Task directions: Write out the data below exactly as given, without any of its pictures.

Interface dataset entries
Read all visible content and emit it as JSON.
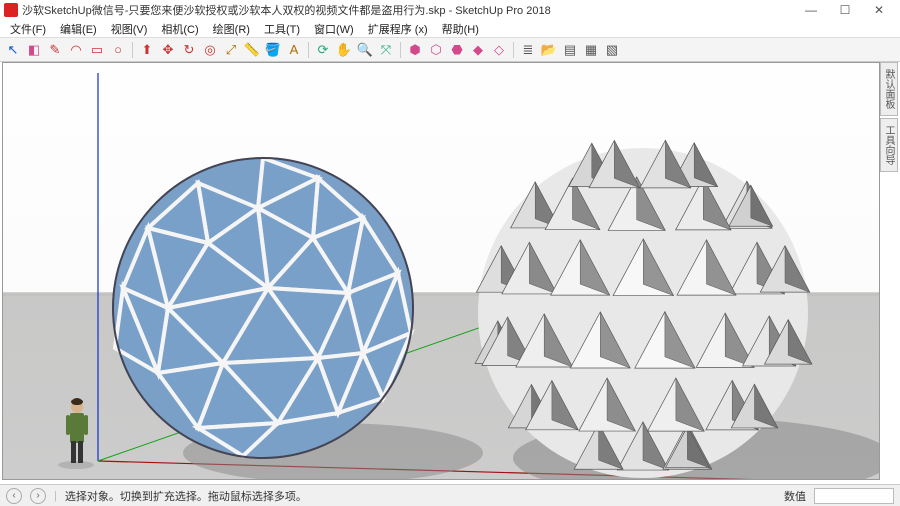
{
  "window": {
    "title": "沙软SketchUp微信号-只要您来便沙软授权或沙软本人双权的视频文件都是盗用行为.skp - SketchUp Pro 2018",
    "min": "—",
    "max": "☐",
    "close": "✕"
  },
  "menu": {
    "items": [
      "文件(F)",
      "编辑(E)",
      "视图(V)",
      "相机(C)",
      "绘图(R)",
      "工具(T)",
      "窗口(W)",
      "扩展程序 (x)",
      "帮助(H)"
    ]
  },
  "toolbar": {
    "icons": [
      {
        "name": "select-arrow-icon",
        "glyph": "↖",
        "color": "#1155cc"
      },
      {
        "name": "eraser-icon",
        "glyph": "◧",
        "color": "#d24a8a"
      },
      {
        "name": "line-icon",
        "glyph": "✎",
        "color": "#c33"
      },
      {
        "name": "arc-icon",
        "glyph": "◠",
        "color": "#c33"
      },
      {
        "name": "rect-icon",
        "glyph": "▭",
        "color": "#c33"
      },
      {
        "name": "circle-icon",
        "glyph": "○",
        "color": "#c33"
      },
      {
        "name": "sep",
        "glyph": "",
        "color": ""
      },
      {
        "name": "pushpull-icon",
        "glyph": "⬆",
        "color": "#c33"
      },
      {
        "name": "move-icon",
        "glyph": "✥",
        "color": "#c33"
      },
      {
        "name": "rotate-icon",
        "glyph": "↻",
        "color": "#c33"
      },
      {
        "name": "offset-icon",
        "glyph": "◎",
        "color": "#c33"
      },
      {
        "name": "scale-icon",
        "glyph": "⤢",
        "color": "#b36b00"
      },
      {
        "name": "tape-icon",
        "glyph": "📏",
        "color": "#b36b00"
      },
      {
        "name": "paint-icon",
        "glyph": "🪣",
        "color": "#b36b00"
      },
      {
        "name": "text-icon",
        "glyph": "A",
        "color": "#b36b00"
      },
      {
        "name": "sep",
        "glyph": "",
        "color": ""
      },
      {
        "name": "orbit-icon",
        "glyph": "⟳",
        "color": "#2a7"
      },
      {
        "name": "pan-icon",
        "glyph": "✋",
        "color": "#b36b00"
      },
      {
        "name": "zoom-icon",
        "glyph": "🔍",
        "color": "#2a7"
      },
      {
        "name": "zoom-extents-icon",
        "glyph": "⤧",
        "color": "#2a7"
      },
      {
        "name": "sep",
        "glyph": "",
        "color": ""
      },
      {
        "name": "warehouse-icon",
        "glyph": "⬢",
        "color": "#d24a8a"
      },
      {
        "name": "ext-icon",
        "glyph": "⬡",
        "color": "#d24a8a"
      },
      {
        "name": "ext2-icon",
        "glyph": "⬣",
        "color": "#d24a8a"
      },
      {
        "name": "ext3-icon",
        "glyph": "◆",
        "color": "#d24a8a"
      },
      {
        "name": "ext4-icon",
        "glyph": "◇",
        "color": "#d24a8a"
      },
      {
        "name": "sep",
        "glyph": "",
        "color": ""
      },
      {
        "name": "layer-icon",
        "glyph": "≣",
        "color": "#555"
      },
      {
        "name": "open-icon",
        "glyph": "📂",
        "color": "#555"
      },
      {
        "name": "outliner-icon",
        "glyph": "▤",
        "color": "#555"
      },
      {
        "name": "view-icon",
        "glyph": "▦",
        "color": "#555"
      },
      {
        "name": "view2-icon",
        "glyph": "▧",
        "color": "#555"
      }
    ]
  },
  "tray": {
    "tabs": [
      "默认面板",
      "工具向导"
    ]
  },
  "status": {
    "hint": "选择对象。切换到扩充选择。拖动鼠标选择多项。",
    "value_label": "数值"
  },
  "scene": {
    "figure_desc": "Human scale figure",
    "left_sphere": "Blue geodesic glass sphere",
    "right_sphere": "White spiky stellated sphere"
  }
}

Exercise response:
Read all visible content and emit it as JSON.
{
  "window": {
    "title": "沙软SketchUp微信号-只要您来便沙软授权或沙软本人双权的视频文件都是盗用行为.skp - SketchUp Pro 2018",
    "min": "—",
    "max": "☐",
    "close": "✕"
  },
  "menu": {
    "items": [
      "文件(F)",
      "编辑(E)",
      "视图(V)",
      "相机(C)",
      "绘图(R)",
      "工具(T)",
      "窗口(W)",
      "扩展程序 (x)",
      "帮助(H)"
    ]
  },
  "toolbar": {
    "icons": [
      {
        "name": "select-arrow-icon",
        "glyph": "↖",
        "color": "#1155cc"
      },
      {
        "name": "eraser-icon",
        "glyph": "◧",
        "color": "#d24a8a"
      },
      {
        "name": "line-icon",
        "glyph": "✎",
        "color": "#c33"
      },
      {
        "name": "arc-icon",
        "glyph": "◠",
        "color": "#c33"
      },
      {
        "name": "rect-icon",
        "glyph": "▭",
        "color": "#c33"
      },
      {
        "name": "circle-icon",
        "glyph": "○",
        "color": "#c33"
      },
      {
        "name": "sep",
        "glyph": "",
        "color": ""
      },
      {
        "name": "pushpull-icon",
        "glyph": "⬆",
        "color": "#c33"
      },
      {
        "name": "move-icon",
        "glyph": "✥",
        "color": "#c33"
      },
      {
        "name": "rotate-icon",
        "glyph": "↻",
        "color": "#c33"
      },
      {
        "name": "offset-icon",
        "glyph": "◎",
        "color": "#c33"
      },
      {
        "name": "scale-icon",
        "glyph": "⤢",
        "color": "#b36b00"
      },
      {
        "name": "tape-icon",
        "glyph": "📏",
        "color": "#b36b00"
      },
      {
        "name": "paint-icon",
        "glyph": "🪣",
        "color": "#b36b00"
      },
      {
        "name": "text-icon",
        "glyph": "A",
        "color": "#b36b00"
      },
      {
        "name": "sep",
        "glyph": "",
        "color": ""
      },
      {
        "name": "orbit-icon",
        "glyph": "⟳",
        "color": "#2a7"
      },
      {
        "name": "pan-icon",
        "glyph": "✋",
        "color": "#b36b00"
      },
      {
        "name": "zoom-icon",
        "glyph": "🔍",
        "color": "#2a7"
      },
      {
        "name": "zoom-extents-icon",
        "glyph": "⤧",
        "color": "#2a7"
      },
      {
        "name": "sep",
        "glyph": "",
        "color": ""
      },
      {
        "name": "warehouse-icon",
        "glyph": "⬢",
        "color": "#d24a8a"
      },
      {
        "name": "ext-icon",
        "glyph": "⬡",
        "color": "#d24a8a"
      },
      {
        "name": "ext2-icon",
        "glyph": "⬣",
        "color": "#d24a8a"
      },
      {
        "name": "ext3-icon",
        "glyph": "◆",
        "color": "#d24a8a"
      },
      {
        "name": "ext4-icon",
        "glyph": "◇",
        "color": "#d24a8a"
      },
      {
        "name": "sep",
        "glyph": "",
        "color": ""
      },
      {
        "name": "layer-icon",
        "glyph": "≣",
        "color": "#555"
      },
      {
        "name": "open-icon",
        "glyph": "📂",
        "color": "#555"
      },
      {
        "name": "outliner-icon",
        "glyph": "▤",
        "color": "#555"
      },
      {
        "name": "view-icon",
        "glyph": "▦",
        "color": "#555"
      },
      {
        "name": "view2-icon",
        "glyph": "▧",
        "color": "#555"
      }
    ]
  },
  "tray": {
    "tabs": [
      "默认面板",
      "工具向导"
    ]
  },
  "status": {
    "hint": "选择对象。切换到扩充选择。拖动鼠标选择多项。",
    "value_label": "数值"
  },
  "scene": {
    "figure_desc": "Human scale figure",
    "left_sphere": "Blue geodesic glass sphere",
    "right_sphere": "White spiky stellated sphere"
  }
}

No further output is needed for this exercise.